- Loss of fertility – you may not be able to get pregnant or father a child after treatment with this drug. It is important to talk to your doctor about your fertility before starting treatment.
- Carboplatin may have a harmful effect on a baby that is developing in the womb. It is not advisable to become pregnant or father a child if you are having this drug. You should talk about contraception with your doctor or nurse before having the treatment.
Between 1 and 10 in every 100 people have one or more of these effects.
- Hair thinning
- Loss of appetite
- Loss of taste or a metallic taste
- Loss of ability to hear some high pitched sounds, which usually gets better on its own
- About 1 in 100 people have ringing in their ears (tinnitus)
- Numbness or tingling in fingers and toes affects about 4 out of every 100 people (4%) and can cause difficulty with fiddly things such as doing up buttons – this starts within a few days or weeks and usually goes within a few months of finishing treatment
Fewer than 1 in 100 people have these effects.
- Hair loss
- Some people have an allergic reaction while having carboplatin, usually at the first or second treatment – let your treatment team know immediately if you have any skin rashes, itching, feeling hot, shivering, going red in the face, feeling dizzy, a headache, shortness of breath, anxiety or a sudden need to pass urine
The side effects above may be mild or more severe. A side effect may get better or worse through your course of treatment, or more side effects may develop as the course goes on. This depends on
- How many times you've had the drug before
- Your general health
- The amount of the drug you have (the dose)
- Other drugs you are having
Talk to your doctor, pharmacist or nurse about all your side effects so that they can help you manage them. Your chemotherapy nurse, clinic or ward nurse will give you a contact number. You can ring if you have any questions or problems. They can give you advice or reassure you. If in doubt, call them.
Tell your doctor about any other medicines you are taking, including vitamins, herbal supplements and other over the counter remedies – some drugs can react together.
You should not have immunisations with live vaccines while you are having this treatment or for at least 6 months afterwards. In the UK, live vaccines include rubella, mumps, measles (usually given together as MMR), BCG and yellow fever. You can have other vaccines, but they may not give you as much protection as usual until your immune system has fully recovered.
It is safe for you to be in contact with other people who've had live vaccines as injections. There can be problems with oral vaccines, but not many people in the UK have oral vaccines now. So there is usually no problem in being with any baby or child who has recently had any vaccination in the UK. You might need to make sure that you aren't in contact with anyone who has had oral polio, cholera or typhoid vaccination recently, particularly if you live abroad.
This page does not list all the very rare side effects of this treatment that are very unlikely to affect you. For further information look at the Electronic Medicines Compendium website at www.medicines.org.uk.

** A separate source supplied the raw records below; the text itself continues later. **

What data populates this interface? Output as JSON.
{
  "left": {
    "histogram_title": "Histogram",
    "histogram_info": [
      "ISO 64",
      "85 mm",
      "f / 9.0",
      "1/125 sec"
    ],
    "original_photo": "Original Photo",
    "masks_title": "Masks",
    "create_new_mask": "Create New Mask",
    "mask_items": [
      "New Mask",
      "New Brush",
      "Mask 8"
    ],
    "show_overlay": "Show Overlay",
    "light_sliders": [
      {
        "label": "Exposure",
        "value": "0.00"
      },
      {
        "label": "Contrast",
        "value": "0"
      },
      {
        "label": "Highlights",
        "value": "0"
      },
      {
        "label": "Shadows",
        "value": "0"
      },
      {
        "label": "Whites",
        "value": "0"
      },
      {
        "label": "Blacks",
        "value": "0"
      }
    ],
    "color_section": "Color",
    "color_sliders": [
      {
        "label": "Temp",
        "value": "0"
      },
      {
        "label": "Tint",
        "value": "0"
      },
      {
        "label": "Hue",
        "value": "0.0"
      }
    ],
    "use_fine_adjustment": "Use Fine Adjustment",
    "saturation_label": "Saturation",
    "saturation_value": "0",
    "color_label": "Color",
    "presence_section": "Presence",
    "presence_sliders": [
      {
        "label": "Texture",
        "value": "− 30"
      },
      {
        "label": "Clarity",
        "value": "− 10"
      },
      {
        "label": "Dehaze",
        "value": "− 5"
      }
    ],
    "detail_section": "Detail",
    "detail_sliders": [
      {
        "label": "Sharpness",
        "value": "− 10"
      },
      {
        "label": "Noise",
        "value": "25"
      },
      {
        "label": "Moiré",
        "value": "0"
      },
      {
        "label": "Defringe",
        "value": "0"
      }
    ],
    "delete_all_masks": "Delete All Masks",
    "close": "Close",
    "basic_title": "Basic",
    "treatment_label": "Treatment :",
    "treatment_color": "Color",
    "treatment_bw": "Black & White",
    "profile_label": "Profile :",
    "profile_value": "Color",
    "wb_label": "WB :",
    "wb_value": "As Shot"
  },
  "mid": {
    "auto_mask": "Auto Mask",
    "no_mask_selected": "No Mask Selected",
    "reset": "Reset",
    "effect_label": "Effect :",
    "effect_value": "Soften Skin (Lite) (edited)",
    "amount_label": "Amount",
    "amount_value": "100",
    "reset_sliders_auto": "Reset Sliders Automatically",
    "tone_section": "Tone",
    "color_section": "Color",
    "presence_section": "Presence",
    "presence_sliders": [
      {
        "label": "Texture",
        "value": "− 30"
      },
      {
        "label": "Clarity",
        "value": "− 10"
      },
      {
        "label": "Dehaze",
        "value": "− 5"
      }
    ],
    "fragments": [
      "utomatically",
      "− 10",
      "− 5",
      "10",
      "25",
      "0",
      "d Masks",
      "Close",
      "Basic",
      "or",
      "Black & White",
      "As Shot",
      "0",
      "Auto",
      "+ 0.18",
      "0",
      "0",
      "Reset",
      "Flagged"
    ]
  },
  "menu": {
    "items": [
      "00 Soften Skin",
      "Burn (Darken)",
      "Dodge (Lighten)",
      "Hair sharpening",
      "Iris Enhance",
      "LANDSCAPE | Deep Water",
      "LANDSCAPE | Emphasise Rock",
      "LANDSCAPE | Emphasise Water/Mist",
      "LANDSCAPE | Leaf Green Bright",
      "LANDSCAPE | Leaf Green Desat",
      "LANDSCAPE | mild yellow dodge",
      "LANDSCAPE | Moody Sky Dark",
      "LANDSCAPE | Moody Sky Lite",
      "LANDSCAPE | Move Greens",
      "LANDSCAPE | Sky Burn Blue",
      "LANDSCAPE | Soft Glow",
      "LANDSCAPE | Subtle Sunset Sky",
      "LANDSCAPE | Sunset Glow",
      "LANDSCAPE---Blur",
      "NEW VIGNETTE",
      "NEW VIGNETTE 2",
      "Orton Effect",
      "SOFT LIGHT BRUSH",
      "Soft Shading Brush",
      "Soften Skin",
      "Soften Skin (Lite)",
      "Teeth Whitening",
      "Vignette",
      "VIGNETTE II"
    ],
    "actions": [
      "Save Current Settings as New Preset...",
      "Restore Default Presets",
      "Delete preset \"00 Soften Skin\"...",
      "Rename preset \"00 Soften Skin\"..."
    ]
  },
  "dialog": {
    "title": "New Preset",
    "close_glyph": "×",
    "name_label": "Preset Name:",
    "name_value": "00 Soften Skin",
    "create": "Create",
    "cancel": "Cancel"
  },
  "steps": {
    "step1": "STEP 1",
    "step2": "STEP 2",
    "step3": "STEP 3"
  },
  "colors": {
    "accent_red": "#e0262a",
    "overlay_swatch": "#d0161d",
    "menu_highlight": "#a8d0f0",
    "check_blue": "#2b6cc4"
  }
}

If you have a side effect not mentioned here that you think may be due to this treatment you can report it to the Medicines Health and Regulatory Authority (MHRA) at www.mhra.gov.uk.
Rated 4 out of 5 based on 10 votes
Question about cancer? Contact our information nurse team